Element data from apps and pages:
* * *
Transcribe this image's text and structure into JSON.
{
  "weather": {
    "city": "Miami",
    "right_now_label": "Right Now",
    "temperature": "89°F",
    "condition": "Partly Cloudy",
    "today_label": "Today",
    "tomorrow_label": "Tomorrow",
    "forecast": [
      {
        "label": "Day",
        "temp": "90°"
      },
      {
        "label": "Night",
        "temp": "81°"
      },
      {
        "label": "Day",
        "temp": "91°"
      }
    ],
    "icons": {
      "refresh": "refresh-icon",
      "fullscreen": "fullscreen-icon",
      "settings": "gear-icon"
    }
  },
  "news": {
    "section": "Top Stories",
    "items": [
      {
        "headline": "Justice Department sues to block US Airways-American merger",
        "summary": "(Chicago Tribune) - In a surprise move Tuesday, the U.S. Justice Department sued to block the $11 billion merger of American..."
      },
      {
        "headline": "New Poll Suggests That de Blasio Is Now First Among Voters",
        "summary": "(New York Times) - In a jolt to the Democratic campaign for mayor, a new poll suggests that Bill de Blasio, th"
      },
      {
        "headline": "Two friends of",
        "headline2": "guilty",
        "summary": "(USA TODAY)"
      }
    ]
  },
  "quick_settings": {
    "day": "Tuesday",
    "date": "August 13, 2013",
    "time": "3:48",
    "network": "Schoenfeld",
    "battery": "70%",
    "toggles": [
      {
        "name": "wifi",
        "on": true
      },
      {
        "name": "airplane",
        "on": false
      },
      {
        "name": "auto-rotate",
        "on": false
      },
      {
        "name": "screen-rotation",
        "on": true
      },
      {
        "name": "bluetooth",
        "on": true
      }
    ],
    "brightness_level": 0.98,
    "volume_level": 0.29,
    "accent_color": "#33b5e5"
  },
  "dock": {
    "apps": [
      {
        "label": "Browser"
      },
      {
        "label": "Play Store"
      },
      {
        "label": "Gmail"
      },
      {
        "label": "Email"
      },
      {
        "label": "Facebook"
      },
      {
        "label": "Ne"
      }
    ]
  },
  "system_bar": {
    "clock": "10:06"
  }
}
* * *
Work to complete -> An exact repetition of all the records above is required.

Exercise result ->
Transcribe this image's text and structure into JSON.
{
  "weather": {
    "city": "Miami",
    "right_now_label": "Right Now",
    "temperature": "89°F",
    "condition": "Partly Cloudy",
    "today_label": "Today",
    "tomorrow_label": "Tomorrow",
    "forecast": [
      {
        "label": "Day",
        "temp": "90°"
      },
      {
        "label": "Night",
        "temp": "81°"
      },
      {
        "label": "Day",
        "temp": "91°"
      }
    ],
    "icons": {
      "refresh": "refresh-icon",
      "fullscreen": "fullscreen-icon",
      "settings": "gear-icon"
    }
  },
  "news": {
    "section": "Top Stories",
    "items": [
      {
        "headline": "Justice Department sues to block US Airways-American merger",
        "summary": "(Chicago Tribune) - In a surprise move Tuesday, the U.S. Justice Department sued to block the $11 billion merger of American..."
      },
      {
        "headline": "New Poll Suggests That de Blasio Is Now First Among Voters",
        "summary": "(New York Times) - In a jolt to the Democratic campaign for mayor, a new poll suggests that Bill de Blasio, th"
      },
      {
        "headline": "Two friends of",
        "headline2": "guilty",
        "summary": "(USA TODAY)"
      }
    ]
  },
  "quick_settings": {
    "day": "Tuesday",
    "date": "August 13, 2013",
    "time": "3:48",
    "network": "Schoenfeld",
    "battery": "70%",
    "toggles": [
      {
        "name": "wifi",
        "on": true
      },
      {
        "name": "airplane",
        "on": false
      },
      {
        "name": "auto-rotate",
        "on": false
      },
      {
        "name": "screen-rotation",
        "on": true
      },
      {
        "name": "bluetooth",
        "on": true
      }
    ],
    "brightness_level": 0.98,
    "volume_level": 0.29,
    "accent_color": "#33b5e5"
  },
  "dock": {
    "apps": [
      {
        "label": "Browser"
      },
      {
        "label": "Play Store"
      },
      {
        "label": "Gmail"
      },
      {
        "label": "Email"
      },
      {
        "label": "Facebook"
      },
      {
        "label": "Ne"
      }
    ]
  },
  "system_bar": {
    "clock": "10:06"
  }
}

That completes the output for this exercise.